A powerful earthquake that hit Japan on Saturday was an aftershock of the devastating 9.0 magnitude quake that struck the same area almost 10 years ago…
Contaminated water that could soon be released into the sea from the Fukushima Daiichi nuclear power plant contains radioactive carbon with the potential to damage human DNA, environmental rights organization Greenpeace has warned.
Nearly 10 years after the Tohoku-oki earthquake and tsunami devastated Japan’s Fukushima Dai-ichi Nuclear Power Plant and triggered an unprecedented release radioactivity into the ocean, radiation levels have fallen to safe levels in all but the waters closest to the shuttered power plant.
The nuclear disaster at Fukushima sent an unprecedented amount of radiation into the Pacific. But, before then, atomic bomb tests and radioactive waste were contaminating the sea — the effects are still being felt today.
The operator of the ruined Fukushima Daiichi nuclear power plant will have to dump huge quantities of contaminated water from the site directly into the Pacific Ocean, Japan’s environment minister has said – a move that would enrage local fishermen.
Coral bleaching is not just due to a warming planet, but also a planet that is simultaneously being enriched with reactive nitrogen from sources like improperly treated sewage, and fertilizers.
The Pacific plate is one of many possible tsunamigenic quake sources, and scientists believe the Nankai Trough, another subduction zone much closer to the Japanese coast than the source of 3/11, will produce a similar megaquake and tsunami within the next 30 years.
First reliable estimates of highly radioactive cesium-rich microparticles released by Fukushima disaster
Scientists have for the first time been able to estimate the amount of radioactive cesium-rich microparticles released by the disaster at the Fukushima power plant in 2011. This work, which will have significant health and environmental implications, is presented at the Goldschmidt geochemistry conference in Boston.

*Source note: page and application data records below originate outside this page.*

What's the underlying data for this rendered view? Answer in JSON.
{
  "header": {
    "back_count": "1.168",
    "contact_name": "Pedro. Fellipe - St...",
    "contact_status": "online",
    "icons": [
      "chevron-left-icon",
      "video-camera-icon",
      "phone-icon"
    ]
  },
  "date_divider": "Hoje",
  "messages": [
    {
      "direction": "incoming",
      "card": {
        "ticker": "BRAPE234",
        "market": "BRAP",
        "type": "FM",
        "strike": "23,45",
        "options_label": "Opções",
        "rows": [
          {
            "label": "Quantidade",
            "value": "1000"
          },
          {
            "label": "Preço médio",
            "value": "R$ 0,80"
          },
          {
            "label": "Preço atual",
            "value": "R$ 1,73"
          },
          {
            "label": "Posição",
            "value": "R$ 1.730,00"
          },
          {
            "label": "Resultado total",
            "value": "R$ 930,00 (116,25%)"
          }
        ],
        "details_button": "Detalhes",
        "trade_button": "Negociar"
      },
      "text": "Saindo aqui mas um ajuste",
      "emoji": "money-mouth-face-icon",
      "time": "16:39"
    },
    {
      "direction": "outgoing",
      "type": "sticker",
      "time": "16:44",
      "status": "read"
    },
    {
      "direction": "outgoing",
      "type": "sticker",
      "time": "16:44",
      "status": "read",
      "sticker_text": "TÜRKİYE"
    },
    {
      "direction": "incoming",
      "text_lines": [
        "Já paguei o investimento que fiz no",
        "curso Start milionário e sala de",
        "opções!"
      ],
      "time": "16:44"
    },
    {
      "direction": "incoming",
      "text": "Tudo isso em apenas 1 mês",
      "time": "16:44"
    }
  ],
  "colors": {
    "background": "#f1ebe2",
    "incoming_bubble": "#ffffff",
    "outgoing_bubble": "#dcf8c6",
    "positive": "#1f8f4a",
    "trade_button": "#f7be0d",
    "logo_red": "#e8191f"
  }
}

Scientists say there was a significant release of radioactive particles during the Fukushima-Daiichi nuclear accident. The researchers identified the contamination using a new method and say if the particles are inhaled they could pose long-term health risks to humans.